Many people die with their music still in them. Why is this so?
Too often it is because they are always getting ready to live. Before they know it, time runs out.
—Oliver Wendell Holmes

Every year during the summer months, I look forward to once-a-year fruits like peaches, nectarines, and cantaloupes. There’s nothing quite like the soft, sweet taste of a summer peach or the toothsome flavor of a ripe melon. While it’s possible to get berries, apples, and bananas year-round, you know it’s truly summer when you’re savoring a perfect peach.

So, how might we live more fruitful lives? Fruitful as in generative, productive, and useful. Fruitful as in growing, abundant, lively. Fruitful as in reproducing whatever is good, vital, and blessed in my own life in the lives of others. Fruitful as in healthy but not perfect, improving but not flawless, vibrant but not inhuman. Fruitful.

Unlike summer fruit, which has a rather short growing season, I invite us to consider fruitfulness as a year-round pursuit. Rather than waiting until my family schedule is simpler, I choose to pursue fruit-bearing in the complicated now. Rather than waiting until I compose some comprehensive master plan of life, I choose to pursue fruit-bearing in the ambiguous now. Rather than waiting for some perfect set of ideal conditions to present themselves, I choose to pursue fruit-bearing in the imperfect now. Rather than dying with my music in me, I choose to sing my tune, however warbled, now.

Ben Irwin quipped that “Most of us spend our lives as if we had another one in the bank.” As Christians, we can legitimately argue that we do have another life to live. But Irwin’s point remains valid. In this life, in this age, in this world, within these families, within the circumstances, we have opportunities to be fruitful or not. To share blessing or not. To love other or not. To serve the least of these or not. To bear witness or not. And, we will not regain these specific opportunities again, not even in heaven.

When Christian philosopher and author Dallas Willard was still living, I had the opportunity to visit with him during a class he was teaching. I asked, “How can I finish well as a minister and as a Christian?” Willard shared about staying connected to Christ and bearing fruit.
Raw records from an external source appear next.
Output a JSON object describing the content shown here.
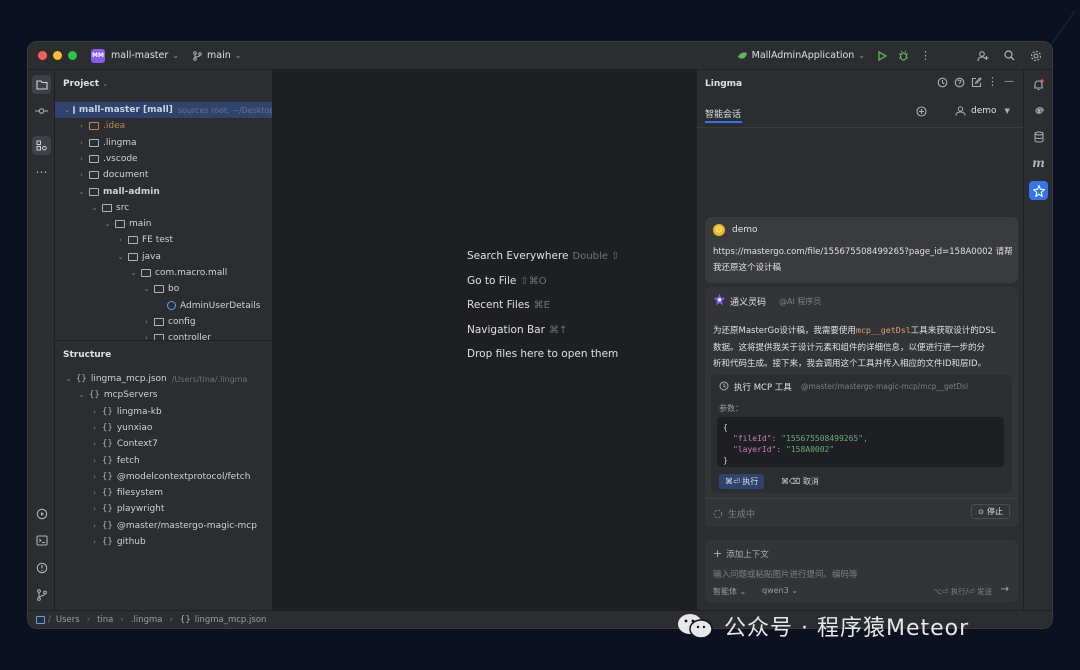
{
  "titlebar": {
    "project_badge": "MM",
    "project_name": "mall-master",
    "branch": "main",
    "run_config": "MallAdminApplication"
  },
  "project_panel": {
    "title": "Project",
    "tree": [
      {
        "label": "mall-master [mall]",
        "extra": "sources root, ~/Desktop/",
        "depth": 0,
        "open": true,
        "bold": true,
        "selected": true
      },
      {
        "label": ".idea",
        "depth": 1,
        "open": false,
        "color": "#c0874a"
      },
      {
        "label": ".lingma",
        "depth": 1,
        "open": false
      },
      {
        "label": ".vscode",
        "depth": 1,
        "open": false
      },
      {
        "label": "document",
        "depth": 1,
        "open": false
      },
      {
        "label": "mall-admin",
        "depth": 1,
        "open": true,
        "bold": true
      },
      {
        "label": "src",
        "depth": 2,
        "open": true
      },
      {
        "label": "main",
        "depth": 3,
        "open": true
      },
      {
        "label": "FE test",
        "depth": 4,
        "open": false
      },
      {
        "label": "java",
        "depth": 4,
        "open": true
      },
      {
        "label": "com.macro.mall",
        "depth": 5,
        "open": true
      },
      {
        "label": "bo",
        "depth": 6,
        "open": true
      },
      {
        "label": "AdminUserDetails",
        "depth": 7,
        "class": true
      },
      {
        "label": "config",
        "depth": 6,
        "open": false
      },
      {
        "label": "controller",
        "depth": 6,
        "open": false
      }
    ]
  },
  "structure_panel": {
    "title": "Structure",
    "tree": [
      {
        "label": "lingma_mcp.json",
        "extra": "/Users/tina/.lingma",
        "depth": 0,
        "open": true
      },
      {
        "label": "mcpServers",
        "depth": 1,
        "open": true
      },
      {
        "label": "lingma-kb",
        "depth": 2,
        "open": false
      },
      {
        "label": "yunxiao",
        "depth": 2,
        "open": false
      },
      {
        "label": "Context7",
        "depth": 2,
        "open": false
      },
      {
        "label": "fetch",
        "depth": 2,
        "open": false
      },
      {
        "label": "@modelcontextprotocol/fetch",
        "depth": 2,
        "open": false
      },
      {
        "label": "filesystem",
        "depth": 2,
        "open": false
      },
      {
        "label": "playwright",
        "depth": 2,
        "open": false
      },
      {
        "label": "@master/mastergo-magic-mcp",
        "depth": 2,
        "open": false
      },
      {
        "label": "github",
        "depth": 2,
        "open": false
      }
    ]
  },
  "editor": {
    "hints": [
      {
        "label": "Search Everywhere",
        "shortcut": "Double ⇧"
      },
      {
        "label": "Go to File",
        "shortcut": "⇧⌘O"
      },
      {
        "label": "Recent Files",
        "shortcut": "⌘E"
      },
      {
        "label": "Navigation Bar",
        "shortcut": "⌘↑"
      },
      {
        "label": "Drop files here to open them",
        "shortcut": ""
      }
    ]
  },
  "lingma": {
    "title": "Lingma",
    "tab": "智能会话",
    "user_menu": "demo",
    "user_message": {
      "name": "demo",
      "text_line1": "https://mastergo.com/file/155675508499265?page_id=158A0002 请帮",
      "text_line2": "我还原这个设计稿"
    },
    "ai_message": {
      "name": "通义灵码",
      "tag": "@AI 程序员",
      "line1_pre": "为还原MasterGo设计稿，我需要使用",
      "line1_code": "mcp__getDsl",
      "line1_post": "工具来获取设计的DSL",
      "line2": "数据。这将提供我关于设计元素和组件的详细信息，以便进行进一步的分",
      "line3": "析和代码生成。接下来，我会调用这个工具并传入相应的文件ID和层ID。"
    },
    "tool_card": {
      "title": "执行 MCP 工具",
      "path": "@master/mastergo-magic-mcp/mcp__getDsl",
      "params_label": "参数：",
      "code_open": "{",
      "code_line1_key": "\"fileId\":",
      "code_line1_val": "\"155675508499265\",",
      "code_line2_key": "\"layerId\":",
      "code_line2_val": "\"158A0002\"",
      "code_close": "}",
      "run_label": "⌘⏎ 执行",
      "cancel_label": "⌘⌫ 取消"
    },
    "generating": "生成中",
    "stop_label": "停止",
    "input": {
      "add_context": "添加上下文",
      "placeholder": "输入问题或粘贴图片进行提问、编码等",
      "mode": "智能体",
      "model": "qwen3",
      "send_hint": "⌥⏎ 执行/⏎ 发送"
    }
  },
  "statusbar": {
    "crumbs": [
      "Users",
      "tina",
      ".lingma",
      "lingma_mcp.json"
    ]
  },
  "watermark": {
    "text": "公众号 · 程序猿Meteor"
  },
  "colors": {
    "accent": "#3574f0",
    "selection": "#2e436e",
    "run_green": "#5fb85f",
    "code_string": "#6aab73",
    "code_key": "#c77dbb"
  }
}
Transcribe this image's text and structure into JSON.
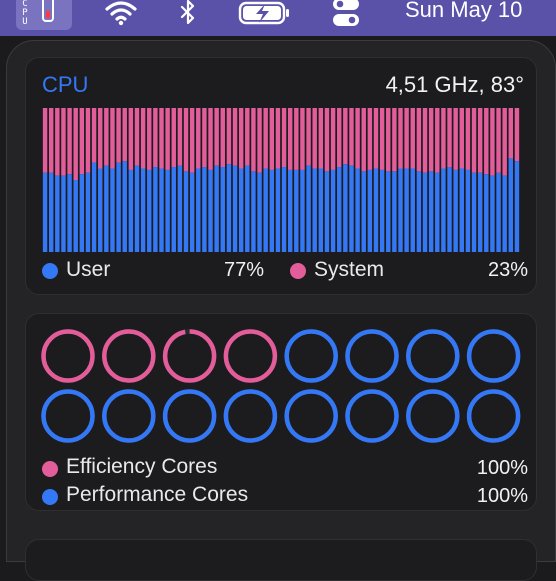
{
  "menubar": {
    "cpu_label": [
      "C",
      "P",
      "U"
    ],
    "cpu_level": 0.3,
    "date_text": "Sun May 10",
    "icons": [
      "cpu-monitor-icon",
      "wifi-icon",
      "bluetooth-icon",
      "battery-charging-icon",
      "control-center-icon"
    ],
    "background": "#5a51a9"
  },
  "cpu": {
    "title": "CPU",
    "freq_temp": "4,51 GHz, 83°",
    "legend": {
      "user_label": "User",
      "user_value": "77%",
      "system_label": "System",
      "system_value": "23%"
    },
    "colors": {
      "user": "#3478f6",
      "system": "#e35d9b",
      "empty": "#1f1f21"
    }
  },
  "chart_data": {
    "type": "bar",
    "stacked": true,
    "ylim": [
      0,
      100
    ],
    "series": [
      {
        "name": "User",
        "values": [
          55,
          55,
          53,
          53,
          54,
          50,
          54,
          55,
          62,
          58,
          60,
          58,
          62,
          63,
          57,
          60,
          58,
          57,
          59,
          58,
          57,
          59,
          60,
          56,
          55,
          58,
          59,
          57,
          60,
          59,
          61,
          60,
          58,
          60,
          56,
          55,
          58,
          57,
          58,
          59,
          57,
          57,
          57,
          60,
          58,
          58,
          56,
          57,
          59,
          61,
          60,
          58,
          56,
          57,
          58,
          57,
          56,
          56,
          58,
          58,
          58,
          56,
          55,
          56,
          55,
          58,
          59,
          57,
          58,
          57,
          55,
          55,
          54,
          53,
          55,
          53,
          65,
          63
        ]
      },
      {
        "name": "System",
        "values": [
          45,
          45,
          47,
          47,
          46,
          50,
          46,
          45,
          38,
          42,
          40,
          42,
          38,
          37,
          43,
          40,
          42,
          43,
          41,
          42,
          43,
          41,
          40,
          44,
          45,
          42,
          41,
          43,
          40,
          41,
          39,
          40,
          42,
          40,
          44,
          45,
          42,
          43,
          42,
          41,
          43,
          43,
          43,
          40,
          42,
          42,
          44,
          43,
          41,
          39,
          40,
          42,
          44,
          43,
          42,
          43,
          44,
          44,
          42,
          42,
          42,
          44,
          45,
          44,
          45,
          42,
          41,
          43,
          42,
          43,
          45,
          45,
          46,
          47,
          45,
          47,
          35,
          37
        ]
      }
    ]
  },
  "cores": {
    "efficiency_label": "Efficiency Cores",
    "efficiency_value": "100%",
    "performance_label": "Performance Cores",
    "performance_value": "100%",
    "efficiency_count": 4,
    "performance_count": 12,
    "efficiency_color": "#e35d9b",
    "performance_color": "#3478f6",
    "efficiency_loads": [
      1.0,
      1.0,
      0.97,
      1.0
    ],
    "performance_loads": [
      1,
      1,
      1,
      1,
      1,
      1,
      1,
      1,
      1,
      1,
      1,
      1
    ]
  }
}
Speaking of himself, he said he wanted the words of Psalm 92:14 to be true of him: “In old age they still produce fruit; they are always green and full of sap…” Wise words indeed!

Andy Wall
Author: Andy Wall